Not so much a debut as sour mash for your ears, Chris Stapleton kept the outlaw dream alive in 2015 with the kind of ’70s country music your daddy still talks about. Like all good country, it makes you smile. “Might As Well Get Stoned” is the soundtrack to your next back-porch drinking session, and it makes you cry; keep a mason jar handy for the tear-flood on “Daddy Doesn’t Pray Anymore.” Stapleton is the real deal.
The Nashville Sound—Jason Isbell and the 400 Unit
Grammy winner Jason Isbell brings the rock with his new studio album The Nashville Sound, giving us a foot-tapping, fast-paced, topical Isbell, compared to his previous work. There’s no disputing the title—The Nashville Sound was recorded in Nashville’s historic RCA Studio A on Music Row, which boasted country legends like Dolly Parton and Willy Nelson back in its heyday.
Battle Cry of Freedom: The Civil War Era by James McPherson
If Ken Burns’ acclaimed Civil War documentary series leaves you hungry to learn more, look no further than McPherson. For my money, there’s no single Civil War history that is as well-paced, vivid or illuminating as this single volume bird’s-eye view. It’s not a quick read by any means, but it will reward your patience.
The Best Land Under Heaven: The Donner Party in the Age of Manifest Destiny by Michael Wallis
The story of the Donner Party is not a horror-tale of cannibalism; it is the ultimate how-not-to of Westward expansion.

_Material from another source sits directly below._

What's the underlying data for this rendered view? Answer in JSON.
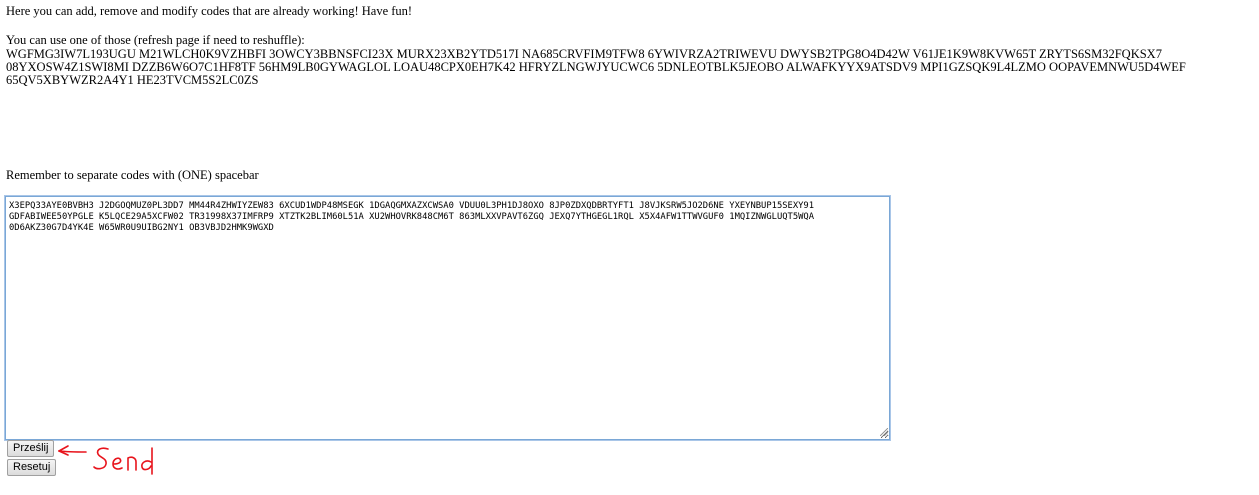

Historian Michael Wallis strips back the embroidered tall tales and sensationalism, and finds the very human story within—a journey about 87 hopeful men, women and children that ended in desperate, avoidable tragedy; and the brave rescue mission that saved the 48 survivors.
The New World
Look back at 2005 and fondly remember a time when Terrence Malick was still making movies you could mostly follow. New World is a beautiful, moving account of Captain John Smith and his love affair with Pocahontas, and features some of Colin Farrell’s best work. It’s still Malick, and for some that means it’s too darn long and doesn’t make sense; but New World is a walk in the park compared to Tree of Life or the almost completely abstract Knight of Cups.
The Lost City of Z
Lost City of Z is the true story of a 19th century explorer consumed by his search for a lost Amazonian civilization. Based on the bestselling book, Charlie Hunnam, best known as ‘Jax’ from Sons of Anarchy, is hynotizing in his command of the screen. And Robert Pattinson shines in a supporting role that finally shows off his talents rather than just his strong jawline.